Traverse Theatre, Edinburgh – until 11 November 2017
Guest reviewer: Hugh Simpson
Tabula Rasa at the Traverse is a collaboration between Scottish Ensemble and Vanishing Point that contains moments of heartfelt beauty but never coheres. The title comes from Estonian classical composer Arvo Pärt’s piece of holy minimalism, performed here by the Scottish Ensemble along with three other pieces by Pärt. Tabula Rasa itself is apparently a very popular choice for dying people to listen to.
This informs the rest of the production. In between the music, co-writer Pauline Goldsmith performs a series of emotional monologues touching on the modern processes of death and dying, on how we deal with those we care about slipping away and how we remember them.
However involving and beautifully performed these are, however, they are strangely lacking in drama. Even more oddly, there is no real connection between them and the music either in terms of staging or emotionally.
When playing Fratres, violinist Daniel Pioro walks somewhat awkwardly around Goldsmith; the Ensemble’s artistic director Jonathan Morton performs Spiegel Im Spiegel more conventionally, but there is no more sense of a connection with the spoken elements.
During the closing performance of Tabula Rasa, Goldsmith stands among the musicians, but this is no more convincing than the earlier use of the musicians as silent actors.

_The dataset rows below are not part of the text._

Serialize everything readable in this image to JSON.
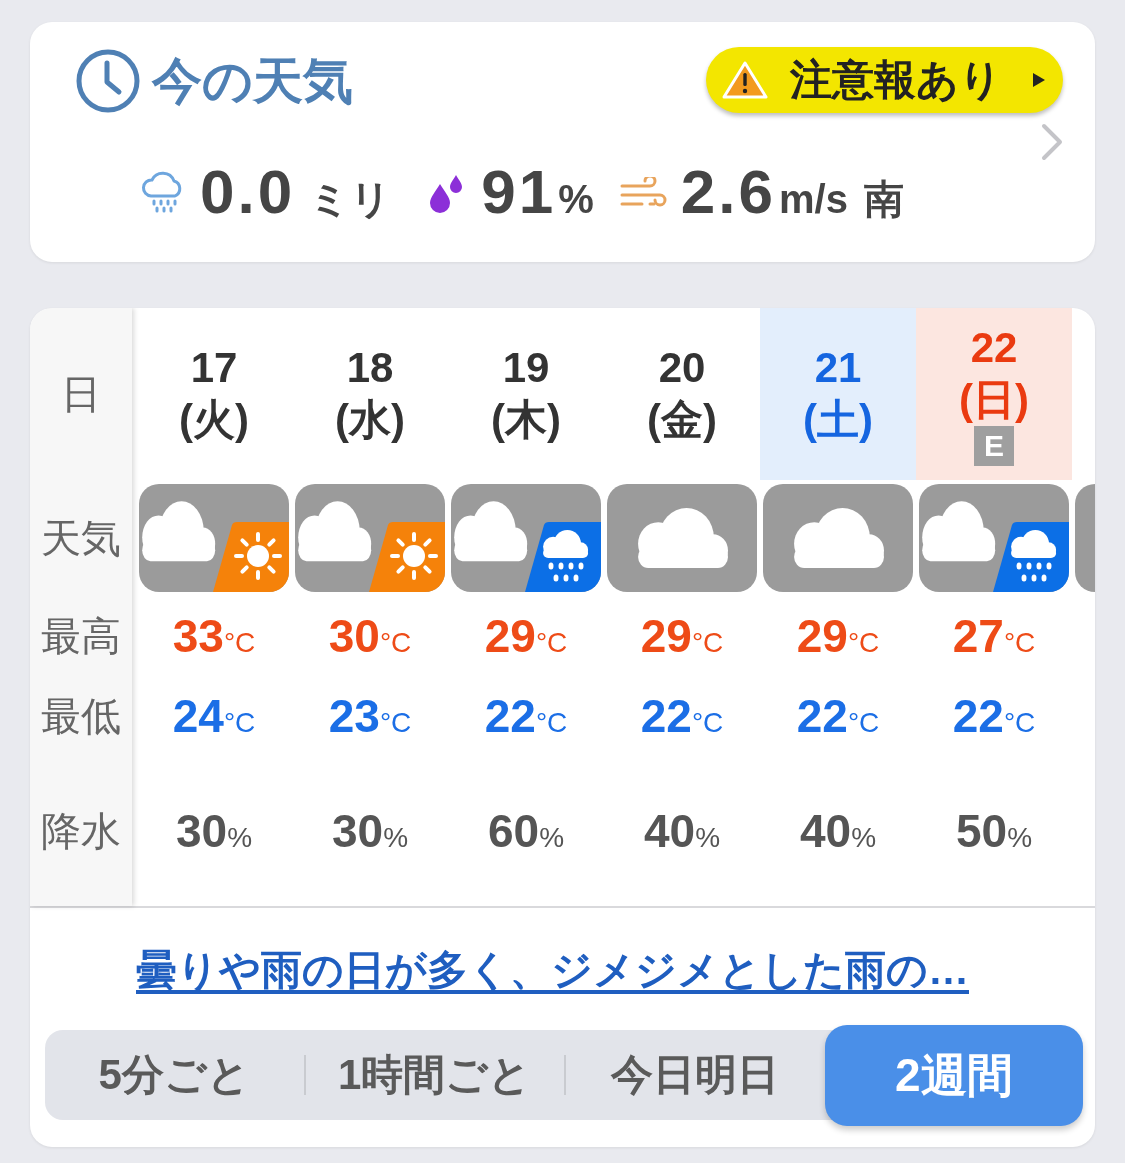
{
  "current": {
    "title": "今の天気",
    "alert": {
      "label": "注意報あり"
    },
    "rain": {
      "value": "0.0",
      "unit": "ミリ"
    },
    "humidity": {
      "value": "91",
      "unit": "%"
    },
    "wind": {
      "value": "2.6",
      "unit": "m/s",
      "direction": "南"
    }
  },
  "forecast": {
    "row_labels": [
      "日",
      "天気",
      "最高",
      "最低",
      "降水"
    ],
    "days": [
      {
        "date": "17",
        "weekday": "(火)",
        "kind": "weekday",
        "weather": {
          "kind": "cloud_sun"
        },
        "high": "33",
        "high_unit": "°C",
        "low": "24",
        "low_unit": "°C",
        "precip": "30",
        "precip_unit": "%"
      },
      {
        "date": "18",
        "weekday": "(水)",
        "kind": "weekday",
        "weather": {
          "kind": "cloud_sun"
        },
        "high": "30",
        "high_unit": "°C",
        "low": "23",
        "low_unit": "°C",
        "precip": "30",
        "precip_unit": "%"
      },
      {
        "date": "19",
        "weekday": "(木)",
        "kind": "weekday",
        "weather": {
          "kind": "cloud_rain"
        },
        "high": "29",
        "high_unit": "°C",
        "low": "22",
        "low_unit": "°C",
        "precip": "60",
        "precip_unit": "%"
      },
      {
        "date": "20",
        "weekday": "(金)",
        "kind": "weekday",
        "weather": {
          "kind": "cloud"
        },
        "high": "29",
        "high_unit": "°C",
        "low": "22",
        "low_unit": "°C",
        "precip": "40",
        "precip_unit": "%"
      },
      {
        "date": "21",
        "weekday": "(土)",
        "kind": "saturday",
        "weather": {
          "kind": "cloud"
        },
        "high": "29",
        "high_unit": "°C",
        "low": "22",
        "low_unit": "°C",
        "precip": "40",
        "precip_unit": "%"
      },
      {
        "date": "22",
        "weekday": "(日)",
        "kind": "sunday",
        "badge": "E",
        "weather": {
          "kind": "cloud_rain"
        },
        "high": "27",
        "high_unit": "°C",
        "low": "22",
        "low_unit": "°C",
        "precip": "50",
        "precip_unit": "%"
      }
    ],
    "more_columns": true
  },
  "summary_link": "曇りや雨の日が多く、ジメジメとした雨の…",
  "tabs": [
    {
      "label": "5分ごと",
      "selected": false
    },
    {
      "label": "1時間ごと",
      "selected": false
    },
    {
      "label": "今日明日",
      "selected": false
    },
    {
      "label": "2週間",
      "selected": true
    }
  ]
}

A third element of the performance features Sarah Short reading excerpts from Marcus Sedgwick’s Snow. Like the rest of what is presented, this is of value in itself, being a quietly devastating meditation on our relationship with the natural world from a genuinely interesting writer who has in particular written some very good books for young people.
However, in this context it just provides another strand that fails to knit together, giving the production the feeling of a variety show rather than a coherent whole. Much of Matthew Lenton’s design is extremely striking, helped greatly by Kai Fischer’s lighting, but as conceiver, co-writer and director, Lenton’s overall control of events is less sure-footed.
The culmination of the piece is the performance of the work that provides the title. Depending on your point of view, it is either a wonderfully emotional, spiritually informed and straightforward corrective to much of modern music, or a piece of bland, sentimental archaism.
At any rate, it is performed here with genuine skill and no little emotion, despite the unforgiving acoustic of a theatre space not ideally suited to classical music. Morton and Clio Gould’s violin duet is ably backed up by the ensemble – not least by Sophia Rahman’s prepared piano, strangely gamelan-like at times. Rahman plays beautifully throughout, especially considering the other piano is an upright that looks (and sometimes sounds) as if it would be more at home in a Western saloon scene than a classical recital.
I cannot be the only person who, on hearing of Tabula Rasa in a musical context, thought of Einstürzende Neubauten before Pärt. Some of Neubauten’s noise and grit would have been welcome in this thoroughly accomplished, overly reverential, oddly assorted and strangely flat affair.